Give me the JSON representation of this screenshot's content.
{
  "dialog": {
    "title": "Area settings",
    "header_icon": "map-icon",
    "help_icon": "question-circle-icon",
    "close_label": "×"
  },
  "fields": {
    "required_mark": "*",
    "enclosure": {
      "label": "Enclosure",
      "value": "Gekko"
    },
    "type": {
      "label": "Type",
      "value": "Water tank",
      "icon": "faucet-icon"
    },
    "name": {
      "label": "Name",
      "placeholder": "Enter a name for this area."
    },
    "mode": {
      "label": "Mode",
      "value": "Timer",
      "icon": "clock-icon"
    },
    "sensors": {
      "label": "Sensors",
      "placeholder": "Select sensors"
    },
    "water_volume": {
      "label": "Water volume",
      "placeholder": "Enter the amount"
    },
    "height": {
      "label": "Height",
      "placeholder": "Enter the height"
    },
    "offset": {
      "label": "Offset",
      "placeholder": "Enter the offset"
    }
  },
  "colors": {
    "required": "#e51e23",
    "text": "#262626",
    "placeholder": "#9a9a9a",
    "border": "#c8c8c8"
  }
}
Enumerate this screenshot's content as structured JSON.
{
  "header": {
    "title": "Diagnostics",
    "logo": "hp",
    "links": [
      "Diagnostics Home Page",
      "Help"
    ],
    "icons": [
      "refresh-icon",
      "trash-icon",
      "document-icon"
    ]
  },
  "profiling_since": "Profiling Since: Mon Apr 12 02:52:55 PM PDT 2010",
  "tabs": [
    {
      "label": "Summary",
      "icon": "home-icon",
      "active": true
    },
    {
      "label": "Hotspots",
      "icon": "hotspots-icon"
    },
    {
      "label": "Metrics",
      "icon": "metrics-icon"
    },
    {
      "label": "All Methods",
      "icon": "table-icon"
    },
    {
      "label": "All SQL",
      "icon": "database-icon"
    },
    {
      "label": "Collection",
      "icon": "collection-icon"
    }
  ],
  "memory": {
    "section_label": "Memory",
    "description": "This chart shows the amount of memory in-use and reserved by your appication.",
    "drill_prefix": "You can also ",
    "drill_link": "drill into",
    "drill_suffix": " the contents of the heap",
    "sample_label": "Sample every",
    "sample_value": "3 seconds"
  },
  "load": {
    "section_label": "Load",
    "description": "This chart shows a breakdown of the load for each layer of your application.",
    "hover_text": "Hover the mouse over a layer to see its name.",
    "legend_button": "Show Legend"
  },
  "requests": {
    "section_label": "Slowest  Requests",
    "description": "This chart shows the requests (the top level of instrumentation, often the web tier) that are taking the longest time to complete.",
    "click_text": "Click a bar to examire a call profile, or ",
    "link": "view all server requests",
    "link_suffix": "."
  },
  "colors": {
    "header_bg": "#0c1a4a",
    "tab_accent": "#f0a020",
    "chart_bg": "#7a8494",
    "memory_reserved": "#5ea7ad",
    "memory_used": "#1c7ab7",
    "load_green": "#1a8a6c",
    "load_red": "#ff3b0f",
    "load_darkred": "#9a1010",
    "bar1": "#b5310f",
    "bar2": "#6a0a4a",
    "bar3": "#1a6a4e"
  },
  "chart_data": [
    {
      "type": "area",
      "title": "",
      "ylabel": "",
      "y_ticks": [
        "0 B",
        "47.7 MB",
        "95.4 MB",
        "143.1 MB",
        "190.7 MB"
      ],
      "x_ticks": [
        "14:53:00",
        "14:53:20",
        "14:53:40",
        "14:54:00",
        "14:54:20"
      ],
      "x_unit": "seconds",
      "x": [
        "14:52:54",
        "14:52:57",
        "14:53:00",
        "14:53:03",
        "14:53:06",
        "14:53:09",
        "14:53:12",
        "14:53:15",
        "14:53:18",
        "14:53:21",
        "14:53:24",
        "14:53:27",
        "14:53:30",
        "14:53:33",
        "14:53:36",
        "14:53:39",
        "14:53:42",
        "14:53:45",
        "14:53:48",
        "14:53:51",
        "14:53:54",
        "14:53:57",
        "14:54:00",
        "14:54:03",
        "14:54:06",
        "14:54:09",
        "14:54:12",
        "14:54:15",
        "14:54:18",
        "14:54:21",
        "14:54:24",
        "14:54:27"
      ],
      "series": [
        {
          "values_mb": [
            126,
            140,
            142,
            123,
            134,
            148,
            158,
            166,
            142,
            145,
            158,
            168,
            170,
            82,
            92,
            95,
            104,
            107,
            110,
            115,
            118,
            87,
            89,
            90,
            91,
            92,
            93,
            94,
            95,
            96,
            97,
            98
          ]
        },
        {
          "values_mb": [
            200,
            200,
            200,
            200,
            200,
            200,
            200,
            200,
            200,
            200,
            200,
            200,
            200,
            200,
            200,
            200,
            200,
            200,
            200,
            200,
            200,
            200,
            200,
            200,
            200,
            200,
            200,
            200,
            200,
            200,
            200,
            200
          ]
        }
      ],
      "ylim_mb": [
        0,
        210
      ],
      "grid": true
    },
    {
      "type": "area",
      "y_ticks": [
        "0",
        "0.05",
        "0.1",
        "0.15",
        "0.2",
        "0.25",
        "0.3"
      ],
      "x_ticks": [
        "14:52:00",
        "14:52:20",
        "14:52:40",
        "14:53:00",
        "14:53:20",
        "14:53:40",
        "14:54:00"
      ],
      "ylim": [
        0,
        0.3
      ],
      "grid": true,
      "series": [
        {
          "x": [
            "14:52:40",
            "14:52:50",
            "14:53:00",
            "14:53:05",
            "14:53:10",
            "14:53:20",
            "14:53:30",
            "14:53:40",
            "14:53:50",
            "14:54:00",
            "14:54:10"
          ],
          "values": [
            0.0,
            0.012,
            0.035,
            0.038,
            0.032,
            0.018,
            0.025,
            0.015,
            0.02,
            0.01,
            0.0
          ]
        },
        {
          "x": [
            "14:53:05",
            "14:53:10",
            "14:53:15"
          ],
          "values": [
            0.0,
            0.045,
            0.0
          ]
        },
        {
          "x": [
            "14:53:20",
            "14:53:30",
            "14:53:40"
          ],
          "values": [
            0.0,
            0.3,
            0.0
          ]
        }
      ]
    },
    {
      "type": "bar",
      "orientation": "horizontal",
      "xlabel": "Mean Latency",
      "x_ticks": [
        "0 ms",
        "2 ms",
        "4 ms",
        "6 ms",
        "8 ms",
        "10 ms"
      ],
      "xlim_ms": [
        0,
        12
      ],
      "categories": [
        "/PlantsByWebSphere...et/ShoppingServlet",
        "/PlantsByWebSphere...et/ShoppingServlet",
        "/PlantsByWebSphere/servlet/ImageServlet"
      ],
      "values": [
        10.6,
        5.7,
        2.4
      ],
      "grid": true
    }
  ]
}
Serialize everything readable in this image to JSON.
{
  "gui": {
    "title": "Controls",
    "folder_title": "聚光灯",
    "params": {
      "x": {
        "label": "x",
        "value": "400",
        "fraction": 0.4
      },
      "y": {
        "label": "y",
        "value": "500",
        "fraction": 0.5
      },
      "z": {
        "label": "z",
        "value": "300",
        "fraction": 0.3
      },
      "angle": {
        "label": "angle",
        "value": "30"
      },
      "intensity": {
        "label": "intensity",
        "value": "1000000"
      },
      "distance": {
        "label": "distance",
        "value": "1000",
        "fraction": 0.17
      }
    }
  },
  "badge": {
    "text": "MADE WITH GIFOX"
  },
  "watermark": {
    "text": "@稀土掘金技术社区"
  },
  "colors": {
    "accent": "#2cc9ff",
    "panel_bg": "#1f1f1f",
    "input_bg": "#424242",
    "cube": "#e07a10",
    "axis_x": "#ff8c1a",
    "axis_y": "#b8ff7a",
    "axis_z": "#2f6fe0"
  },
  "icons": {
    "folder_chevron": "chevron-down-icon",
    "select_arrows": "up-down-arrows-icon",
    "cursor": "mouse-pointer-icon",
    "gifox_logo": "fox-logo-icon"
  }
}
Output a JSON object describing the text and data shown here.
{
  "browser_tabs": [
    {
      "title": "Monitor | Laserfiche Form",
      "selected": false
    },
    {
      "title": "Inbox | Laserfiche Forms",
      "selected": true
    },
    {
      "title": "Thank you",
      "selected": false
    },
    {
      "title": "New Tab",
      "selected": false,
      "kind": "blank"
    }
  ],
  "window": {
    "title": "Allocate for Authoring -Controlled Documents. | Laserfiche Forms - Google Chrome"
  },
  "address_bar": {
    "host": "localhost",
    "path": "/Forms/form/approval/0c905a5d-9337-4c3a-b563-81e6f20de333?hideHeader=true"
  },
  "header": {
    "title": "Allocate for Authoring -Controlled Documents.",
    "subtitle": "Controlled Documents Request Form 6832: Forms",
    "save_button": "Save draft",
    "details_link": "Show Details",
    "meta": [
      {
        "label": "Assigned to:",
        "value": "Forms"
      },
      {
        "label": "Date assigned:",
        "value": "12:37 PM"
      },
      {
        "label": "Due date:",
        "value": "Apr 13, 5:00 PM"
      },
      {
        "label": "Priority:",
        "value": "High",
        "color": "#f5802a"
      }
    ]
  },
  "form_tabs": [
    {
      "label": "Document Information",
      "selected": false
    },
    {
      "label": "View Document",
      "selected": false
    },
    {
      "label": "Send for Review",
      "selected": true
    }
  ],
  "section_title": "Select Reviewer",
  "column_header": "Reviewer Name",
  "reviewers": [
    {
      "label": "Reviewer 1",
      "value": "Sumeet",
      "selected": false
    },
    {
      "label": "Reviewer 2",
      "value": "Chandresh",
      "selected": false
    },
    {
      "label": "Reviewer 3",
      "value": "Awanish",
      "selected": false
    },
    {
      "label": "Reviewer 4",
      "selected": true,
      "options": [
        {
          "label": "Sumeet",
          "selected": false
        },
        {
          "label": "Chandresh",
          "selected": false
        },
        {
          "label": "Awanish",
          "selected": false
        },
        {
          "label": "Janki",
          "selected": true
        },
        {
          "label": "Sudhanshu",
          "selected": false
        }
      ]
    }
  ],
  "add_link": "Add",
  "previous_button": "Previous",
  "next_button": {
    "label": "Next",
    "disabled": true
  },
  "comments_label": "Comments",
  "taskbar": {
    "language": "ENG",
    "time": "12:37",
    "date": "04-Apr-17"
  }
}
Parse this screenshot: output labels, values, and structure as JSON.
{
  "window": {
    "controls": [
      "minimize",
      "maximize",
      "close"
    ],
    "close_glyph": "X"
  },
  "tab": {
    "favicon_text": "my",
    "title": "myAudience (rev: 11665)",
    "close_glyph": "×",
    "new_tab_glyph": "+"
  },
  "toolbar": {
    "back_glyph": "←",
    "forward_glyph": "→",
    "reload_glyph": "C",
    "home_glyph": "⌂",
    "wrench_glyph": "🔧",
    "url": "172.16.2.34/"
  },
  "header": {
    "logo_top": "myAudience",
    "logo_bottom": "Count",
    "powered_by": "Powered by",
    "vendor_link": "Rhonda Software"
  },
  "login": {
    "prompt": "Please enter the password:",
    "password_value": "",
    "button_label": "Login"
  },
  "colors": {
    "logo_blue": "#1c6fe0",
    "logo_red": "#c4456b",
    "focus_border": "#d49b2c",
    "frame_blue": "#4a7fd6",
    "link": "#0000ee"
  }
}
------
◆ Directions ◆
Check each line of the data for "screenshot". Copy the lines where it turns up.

◆ Response box ◆
Give me the JSON representation of this screenshot's content.
Enumerate this screenshot's content as structured JSON.
Parse this screenshot: output labels, values, and structure as JSON.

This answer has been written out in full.